Bodega: App Store of Mac OS X

With the success of mobile application stores (led by the iPhone's App Store and then copied by virtually every other mobile platform), it makes sense that the next step would be to try to extend that all-in-one browse/download/buy experience on the desktop. The Linux distribution Ubuntu is working on trying to release an App Store-like AppCenter repository for its next desktop release and many Mac users have suggested or opined that an app store for Mac OS X would be beneficial.

Earlier this week, IDFusion Software released Bodega, an independent attempt to bring an App Store-like experience to desktop Mac users. The free program, offers up a list of applications -- both free and paid -- that users can download, review and buy.
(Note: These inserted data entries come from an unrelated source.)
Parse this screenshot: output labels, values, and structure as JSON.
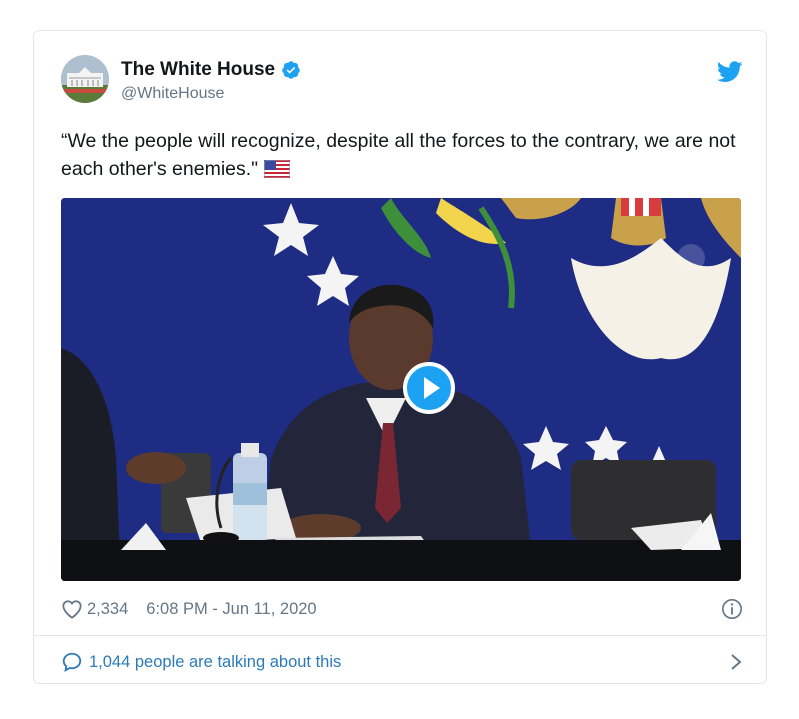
{
  "tweet": {
    "author_name": "The White House",
    "author_handle": "@WhiteHouse",
    "text": "“We the people will recognize, despite all the forces to the contrary, we are not each other's enemies.\"",
    "likes": "2,334",
    "timestamp": "6:08 PM - Jun 11, 2020",
    "talking": "1,044 people are talking about this"
  },
  "icons": {
    "verified": "verified-badge-icon",
    "bird": "twitter-bird-icon",
    "flag": "us-flag-emoji",
    "play": "play-icon",
    "heart": "heart-icon",
    "info": "info-icon",
    "bubble": "speech-bubble-icon",
    "chevron": "chevron-right-icon"
  },
  "colors": {
    "brand_blue": "#1da1f2",
    "link_blue": "#2b7bb9",
    "muted_gray": "#657786",
    "border": "#e1e8ed",
    "text": "#14171a"
  }
}
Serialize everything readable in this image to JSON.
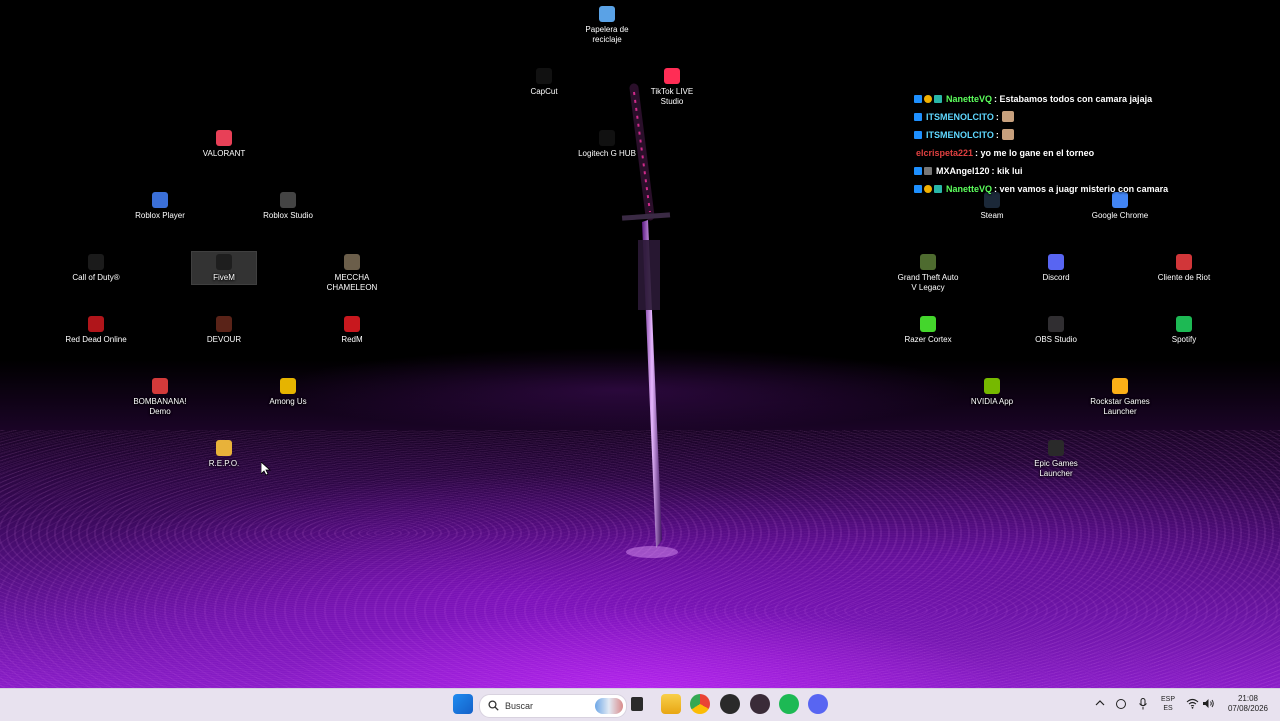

If you purchase an app, you deal directly with the developer, but your receipt information is stored within Bodega for easy reference.

You can search for applications (more on that later) and get information on the app, read user reviews and see if there are any press reviews (the press clippings apparently come from Bodega's built-in source list so they aren't complete or exhaustive).

I played with Bodega for a bit and tested to see how it works as both a store and an app discovery service.

Look and Feel

Although there are some UI quirks (which is understandable for a first release), the design of the app is slick. The interface very much mimics both iTunes and the Mac OS X Finder. Categories for applications are on a sidebar to the left and the main panel contains lists or specific app information.

I have a few problems with the way apps are categorized and also with application search. Although the categories are actually well structured, applications that fit in multiple categories (or even might exist in one primary category) aren't always where you would expect to find them. Some apps that are even the same type (like a screen shot application) aren't all in the same place. I'm not sure if developers are choosing the categories or if the Bodega folks are, regardless, the categories need to be more consistent.

Although search is good when looking for a specific application name, it doesn't work with anything regarding an applications description. For instance, if I search for "RSS," I get some results, which are valid. But if I search "feed," I get even more results (and several RSS readers that did not show up in the RSS search.)

Search did improve in between the time I first tested some of the features and when I sat down to write this post (a few hours), so perhaps this is going to improve with time.

I wish that you could find apps by tag or by developer to get a more robust sort of listing.

App Selection

Because Bodega is so new, the number of applications available is limited. Developers can submit their apps for free and it looks like Bodega is even offering an iTunes gift card as an incentive to help fill the store.

Part of my purpose in playing with Bodega was to see if I could use it to discover some new apps. Admittedly, I get a lot more information about upcoming software than the typical Mac user, but it's always nice to be able to find something new.

Incidentally, I was able to discover Chill Pill, which is an enhanced Separate Site Browser for Shaun Inman's excellent feed reader, Fever. Because Fever runs off of your own web server it was designed for the browser, and it looks great. Chill Pill offers up a few configuration features and potential options that make a standard Fluid instance a little bit better. It was a neat find, and it's free. Yay.

Having said that, at the present time, the selection that Bodega offers up isn't wide enough to necessarily offer lots of incentives over just perusing the latest releases from VersionTracker or MacUpdate.

Other Features

Bodega has a built-in updater that checks to see if apps you have on your system (that are also in the Bodega repository) have any available updates. Like App Fresh, it suffers from some quirks (reporting that apps that aren't out of date are, or not recognizing if a newer version is available), but the system looks pretty nice.

Final Thoughts

Overall I think Bodega is a solid effort and the idea shows promise. Whether or not this idea will succeed will ultimately depend on how many developers decide to submit their applications. Better search and categorizing coupled with a wider selection of titles could make Bodega a great way to quickly find and learn more about new OS X apps.

Bodega requires Mac OS X 10.5 Leopard and up.